→ What this task involves
Your reply should be the records below, duplicated exactly, with any picture removed.

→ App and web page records
§ §

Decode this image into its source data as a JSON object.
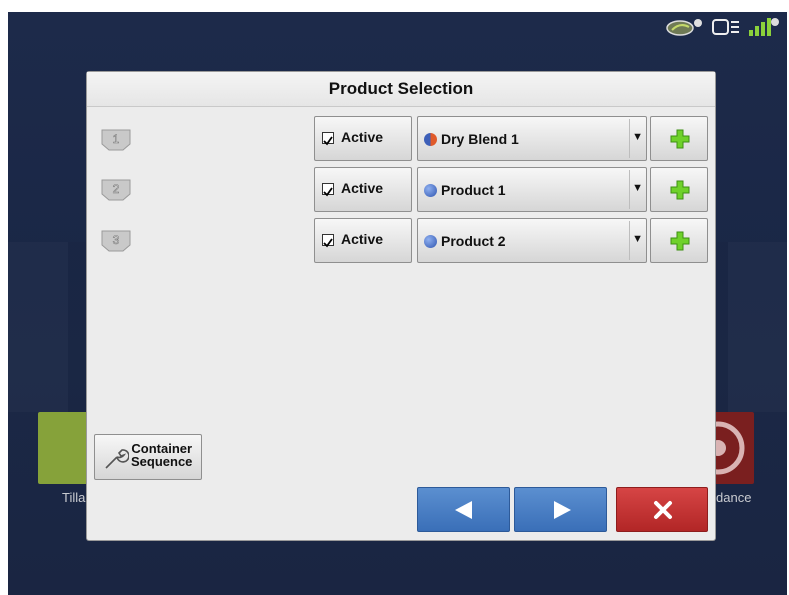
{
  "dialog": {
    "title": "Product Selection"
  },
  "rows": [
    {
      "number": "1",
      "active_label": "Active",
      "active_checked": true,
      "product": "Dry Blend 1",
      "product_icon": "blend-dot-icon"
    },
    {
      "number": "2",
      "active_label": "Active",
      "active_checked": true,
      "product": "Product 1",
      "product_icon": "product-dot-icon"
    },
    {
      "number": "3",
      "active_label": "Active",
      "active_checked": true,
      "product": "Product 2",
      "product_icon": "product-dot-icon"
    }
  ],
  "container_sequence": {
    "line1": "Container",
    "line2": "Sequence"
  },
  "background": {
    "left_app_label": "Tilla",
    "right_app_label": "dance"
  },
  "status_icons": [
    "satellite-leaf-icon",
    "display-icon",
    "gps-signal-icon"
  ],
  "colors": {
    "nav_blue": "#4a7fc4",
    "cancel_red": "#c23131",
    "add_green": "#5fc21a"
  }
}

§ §

→ Response to the exercise
Decode this image into its source data as a JSON object.
{
  "dialog": {
    "title": "Product Selection"
  },
  "rows": [
    {
      "number": "1",
      "active_label": "Active",
      "active_checked": true,
      "product": "Dry Blend 1",
      "product_icon": "blend-dot-icon"
    },
    {
      "number": "2",
      "active_label": "Active",
      "active_checked": true,
      "product": "Product 1",
      "product_icon": "product-dot-icon"
    },
    {
      "number": "3",
      "active_label": "Active",
      "active_checked": true,
      "product": "Product 2",
      "product_icon": "product-dot-icon"
    }
  ],
  "container_sequence": {
    "line1": "Container",
    "line2": "Sequence"
  },
  "background": {
    "left_app_label": "Tilla",
    "right_app_label": "dance"
  },
  "status_icons": [
    "satellite-leaf-icon",
    "display-icon",
    "gps-signal-icon"
  ],
  "colors": {
    "nav_blue": "#4a7fc4",
    "cancel_red": "#c23131",
    "add_green": "#5fc21a"
  }
}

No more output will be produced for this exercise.